[App and web page records]
###

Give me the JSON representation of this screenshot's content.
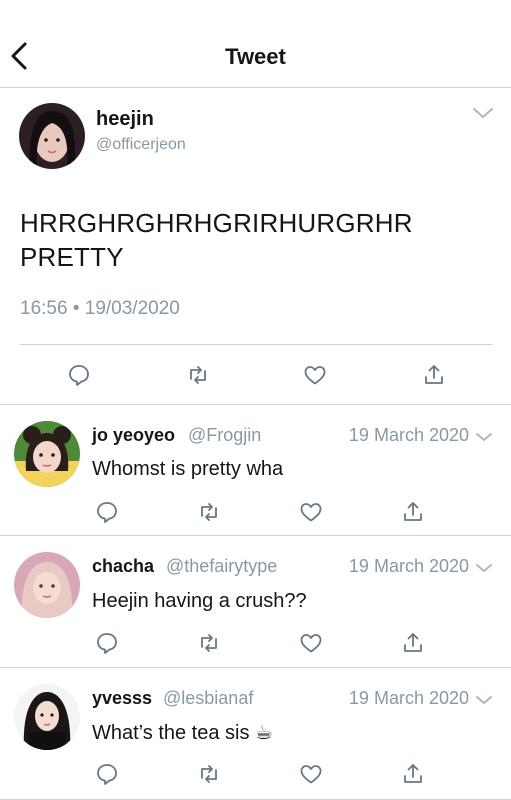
{
  "header": {
    "title": "Tweet"
  },
  "main_tweet": {
    "name": "heejin",
    "handle": "@officerjeon",
    "text_line1": "HRRGHRGHRHGRIRHURGRHR",
    "text_line2": "PRETTY",
    "meta": "16:56 • 19/03/2020"
  },
  "replies": [
    {
      "name": "jo yeoyeo",
      "handle": "@Frogjin",
      "date": "19 March 2020",
      "text": "Whomst is pretty wha"
    },
    {
      "name": "chacha",
      "handle": "@thefairytype",
      "date": "19 March 2020",
      "text": "Heejin having a crush??"
    },
    {
      "name": "yvesss",
      "handle": "@lesbianaf",
      "date": "19 March 2020",
      "text": "What’s the tea sis ☕"
    }
  ],
  "colors": {
    "text": "#14171a",
    "muted": "#8899a6",
    "divider": "#cfd3d6",
    "icon": "#657786"
  },
  "icons": [
    "back-arrow-icon",
    "chevron-down-icon",
    "reply-icon",
    "retweet-icon",
    "like-icon",
    "share-icon"
  ]
}
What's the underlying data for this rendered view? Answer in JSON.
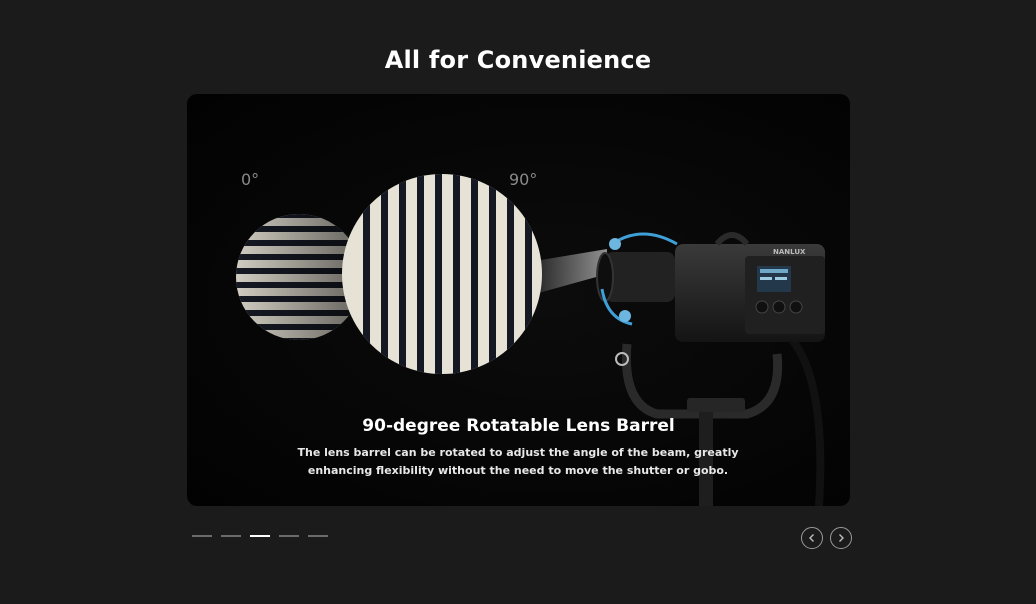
{
  "section": {
    "title": "All for Convenience"
  },
  "slide": {
    "label_left": "0°",
    "label_right": "90°",
    "caption_title": "90-degree Rotatable Lens Barrel",
    "caption_text": "The lens barrel can be rotated to adjust the angle of the beam, greatly enhancing flexibility without the need to move the shutter or gobo.",
    "brand_mark": "NANLUX"
  },
  "pagination": {
    "count": 5,
    "active_index": 2
  },
  "navigation": {
    "prev_icon": "chevron-left-icon",
    "next_icon": "chevron-right-icon"
  },
  "colors": {
    "background": "#1b1b1b",
    "accent_blue": "#3fa0d8"
  }
}
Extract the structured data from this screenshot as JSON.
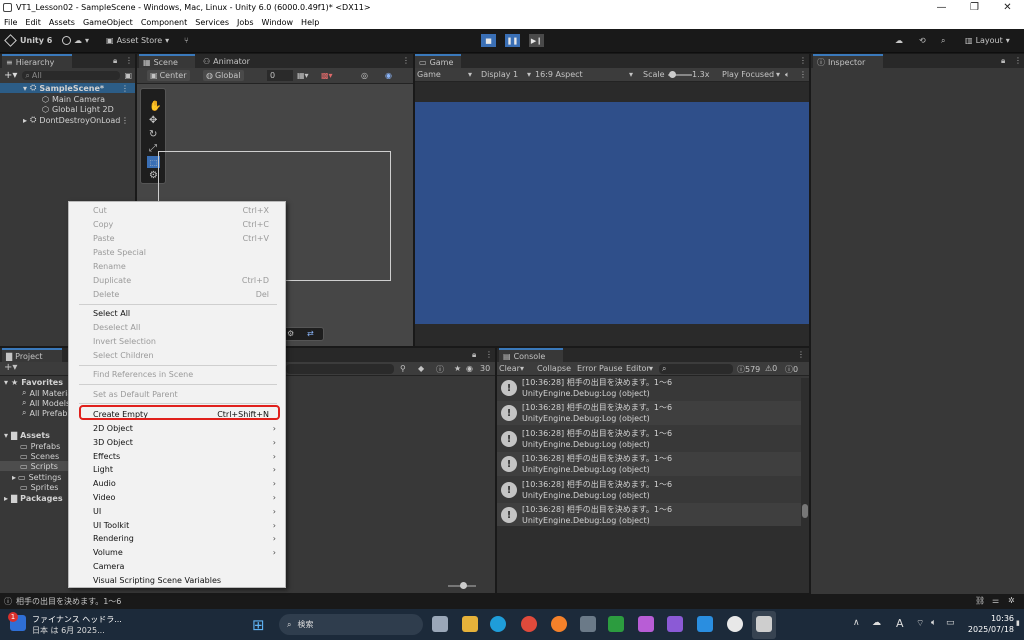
{
  "window": {
    "title": "VT1_Lesson02 - SampleScene - Windows, Mac, Linux - Unity 6.0 (6000.0.49f1)* <DX11>",
    "minimize": "—",
    "maximize": "❐",
    "close": "✕"
  },
  "menubar": [
    "File",
    "Edit",
    "Assets",
    "GameObject",
    "Component",
    "Services",
    "Jobs",
    "Window",
    "Help"
  ],
  "toolbar": {
    "unity_label": "Unity 6",
    "asset_store": "Asset Store",
    "layout": "Layout",
    "account_label": "▾"
  },
  "hierarchy": {
    "tab": "Hierarchy",
    "search_placeholder": "All",
    "scene": "SampleScene*",
    "items": [
      "Main Camera",
      "Global Light 2D"
    ],
    "dontdestroy": "DontDestroyOnLoad"
  },
  "scene": {
    "tab_scene": "Scene",
    "tab_animator": "Animator",
    "pivot": "Center",
    "space": "Global",
    "snap_value": "0"
  },
  "game": {
    "tab": "Game",
    "mode": "Game",
    "display": "Display 1",
    "aspect": "16:9 Aspect",
    "scale_label": "Scale",
    "scale_value": "1.3x",
    "play_mode": "Play Focused",
    "viewport_color": "#2f4f8a"
  },
  "inspector": {
    "tab": "Inspector"
  },
  "project": {
    "tab": "Project",
    "favorites": "Favorites",
    "fav_items": [
      "All Materia",
      "All Models",
      "All Prefab"
    ],
    "assets": "Assets",
    "asset_items": [
      "Prefabs",
      "Scenes",
      "Scripts",
      "Settings",
      "Sprites"
    ],
    "packages": "Packages",
    "count": "30"
  },
  "console": {
    "tab": "Console",
    "clear": "Clear",
    "collapse": "Collapse",
    "error_pause": "Error Pause",
    "editor": "Editor",
    "log_count": "579",
    "warn_count": "0",
    "err_count": "0",
    "entries": [
      {
        "line1": "[10:36:28] 相手の出目を決めます。1～6",
        "line2": "UnityEngine.Debug:Log (object)"
      },
      {
        "line1": "[10:36:28] 相手の出目を決めます。1～6",
        "line2": "UnityEngine.Debug:Log (object)"
      },
      {
        "line1": "[10:36:28] 相手の出目を決めます。1～6",
        "line2": "UnityEngine.Debug:Log (object)"
      },
      {
        "line1": "[10:36:28] 相手の出目を決めます。1～6",
        "line2": "UnityEngine.Debug:Log (object)"
      },
      {
        "line1": "[10:36:28] 相手の出目を決めます。1～6",
        "line2": "UnityEngine.Debug:Log (object)"
      },
      {
        "line1": "[10:36:28] 相手の出目を決めます。1～6",
        "line2": "UnityEngine.Debug:Log (object)"
      }
    ]
  },
  "context_menu": {
    "group1": [
      {
        "label": "Cut",
        "shortcut": "Ctrl+X"
      },
      {
        "label": "Copy",
        "shortcut": "Ctrl+C"
      },
      {
        "label": "Paste",
        "shortcut": "Ctrl+V"
      },
      {
        "label": "Paste Special",
        "shortcut": ""
      },
      {
        "label": "Rename",
        "shortcut": ""
      },
      {
        "label": "Duplicate",
        "shortcut": "Ctrl+D"
      },
      {
        "label": "Delete",
        "shortcut": "Del"
      }
    ],
    "select_all": "Select All",
    "group2_disabled": [
      "Deselect All",
      "Invert Selection",
      "Select Children"
    ],
    "find_refs": "Find References in Scene",
    "set_default_parent": "Set as Default Parent",
    "create_empty": "Create Empty",
    "create_empty_shortcut": "Ctrl+Shift+N",
    "submenus": [
      "2D Object",
      "3D Object",
      "Effects",
      "Light",
      "Audio",
      "Video",
      "UI",
      "UI Toolkit",
      "Rendering",
      "Volume"
    ],
    "camera": "Camera",
    "visual_scripting": "Visual Scripting Scene Variables",
    "highlight_color": "#e0201c"
  },
  "statusbar": {
    "message": "相手の出目を決めます。1～6"
  },
  "taskbar": {
    "news_line1": "ファイナンス ヘッドラ...",
    "news_line2": "日本 は 6月 2025...",
    "news_badge": "1",
    "search_placeholder": "検索",
    "ime": "A",
    "time": "10:36",
    "date": "2025/07/18"
  }
}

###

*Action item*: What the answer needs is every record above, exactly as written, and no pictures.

*Expected answer*:
Give me the JSON representation of this screenshot's content.
{
  "header": {
    "title": "Tweet"
  },
  "main_tweet": {
    "name": "heejin",
    "handle": "@officerjeon",
    "text_line1": "HRRGHRGHRHGRIRHURGRHR",
    "text_line2": "PRETTY",
    "meta": "16:56 • 19/03/2020"
  },
  "replies": [
    {
      "name": "jo yeoyeo",
      "handle": "@Frogjin",
      "date": "19 March 2020",
      "text": "Whomst is pretty wha"
    },
    {
      "name": "chacha",
      "handle": "@thefairytype",
      "date": "19 March 2020",
      "text": "Heejin having a crush??"
    },
    {
      "name": "yvesss",
      "handle": "@lesbianaf",
      "date": "19 March 2020",
      "text": "What’s the tea sis ☕"
    }
  ],
  "colors": {
    "text": "#14171a",
    "muted": "#8899a6",
    "divider": "#cfd3d6",
    "icon": "#657786"
  },
  "icons": [
    "back-arrow-icon",
    "chevron-down-icon",
    "reply-icon",
    "retweet-icon",
    "like-icon",
    "share-icon"
  ]
}
What's the underlying data for this rendered view? Answer in JSON.
{
  "section": {
    "title": "All for Convenience"
  },
  "slide": {
    "label_left": "0°",
    "label_right": "90°",
    "caption_title": "90-degree Rotatable Lens Barrel",
    "caption_text": "The lens barrel can be rotated to adjust the angle of the beam, greatly enhancing flexibility without the need to move the shutter or gobo.",
    "brand_mark": "NANLUX"
  },
  "pagination": {
    "count": 5,
    "active_index": 2
  },
  "navigation": {
    "prev_icon": "chevron-left-icon",
    "next_icon": "chevron-right-icon"
  },
  "colors": {
    "background": "#1b1b1b",
    "accent_blue": "#3fa0d8"
  }
}
Extract the structured data from this screenshot as JSON.
{
  "window": {
    "title": "VT1_Lesson02 - SampleScene - Windows, Mac, Linux - Unity 6.0 (6000.0.49f1)* <DX11>",
    "minimize": "—",
    "maximize": "❐",
    "close": "✕"
  },
  "menubar": [
    "File",
    "Edit",
    "Assets",
    "GameObject",
    "Component",
    "Services",
    "Jobs",
    "Window",
    "Help"
  ],
  "toolbar": {
    "unity_label": "Unity 6",
    "asset_store": "Asset Store",
    "layout": "Layout",
    "account_label": "▾"
  },
  "hierarchy": {
    "tab": "Hierarchy",
    "search_placeholder": "All",
    "scene": "SampleScene*",
    "items": [
      "Main Camera",
      "Global Light 2D"
    ],
    "dontdestroy": "DontDestroyOnLoad"
  },
  "scene": {
    "tab_scene": "Scene",
    "tab_animator": "Animator",
    "pivot": "Center",
    "space": "Global",
    "snap_value": "0"
  },
  "game": {
    "tab": "Game",
    "mode": "Game",
    "display": "Display 1",
    "aspect": "16:9 Aspect",
    "scale_label": "Scale",
    "scale_value": "1.3x",
    "play_mode": "Play Focused",
    "viewport_color": "#2f4f8a"
  },
  "inspector": {
    "tab": "Inspector"
  },
  "project": {
    "tab": "Project",
    "favorites": "Favorites",
    "fav_items": [
      "All Materia",
      "All Models",
      "All Prefab"
    ],
    "assets": "Assets",
    "asset_items": [
      "Prefabs",
      "Scenes",
      "Scripts",
      "Settings",
      "Sprites"
    ],
    "packages": "Packages",
    "count": "30"
  },
  "console": {
    "tab": "Console",
    "clear": "Clear",
    "collapse": "Collapse",
    "error_pause": "Error Pause",
    "editor": "Editor",
    "log_count": "579",
    "warn_count": "0",
    "err_count": "0",
    "entries": [
      {
        "line1": "[10:36:28] 相手の出目を決めます。1～6",
        "line2": "UnityEngine.Debug:Log (object)"
      },
      {
        "line1": "[10:36:28] 相手の出目を決めます。1～6",
        "line2": "UnityEngine.Debug:Log (object)"
      },
      {
        "line1": "[10:36:28] 相手の出目を決めます。1～6",
        "line2": "UnityEngine.Debug:Log (object)"
      },
      {
        "line1": "[10:36:28] 相手の出目を決めます。1～6",
        "line2": "UnityEngine.Debug:Log (object)"
      },
      {
        "line1": "[10:36:28] 相手の出目を決めます。1～6",
        "line2": "UnityEngine.Debug:Log (object)"
      },
      {
        "line1": "[10:36:28] 相手の出目を決めます。1～6",
        "line2": "UnityEngine.Debug:Log (object)"
      }
    ]
  },
  "context_menu": {
    "group1": [
      {
        "label": "Cut",
        "shortcut": "Ctrl+X"
      },
      {
        "label": "Copy",
        "shortcut": "Ctrl+C"
      },
      {
        "label": "Paste",
        "shortcut": "Ctrl+V"
      },
      {
        "label": "Paste Special",
        "shortcut": ""
      },
      {
        "label": "Rename",
        "shortcut": ""
      },
      {
        "label": "Duplicate",
        "shortcut": "Ctrl+D"
      },
      {
        "label": "Delete",
        "shortcut": "Del"
      }
    ],
    "select_all": "Select All",
    "group2_disabled": [
      "Deselect All",
      "Invert Selection",
      "Select Children"
    ],
    "find_refs": "Find References in Scene",
    "set_default_parent": "Set as Default Parent",
    "create_empty": "Create Empty",
    "create_empty_shortcut": "Ctrl+Shift+N",
    "submenus": [
      "2D Object",
      "3D Object",
      "Effects",
      "Light",
      "Audio",
      "Video",
      "UI",
      "UI Toolkit",
      "Rendering",
      "Volume"
    ],
    "camera": "Camera",
    "visual_scripting": "Visual Scripting Scene Variables",
    "highlight_color": "#e0201c"
  },
  "statusbar": {
    "message": "相手の出目を決めます。1～6"
  },
  "taskbar": {
    "news_line1": "ファイナンス ヘッドラ...",
    "news_line2": "日本 は 6月 2025...",
    "news_badge": "1",
    "search_placeholder": "検索",
    "ime": "A",
    "time": "10:36",
    "date": "2025/07/18"
  }
}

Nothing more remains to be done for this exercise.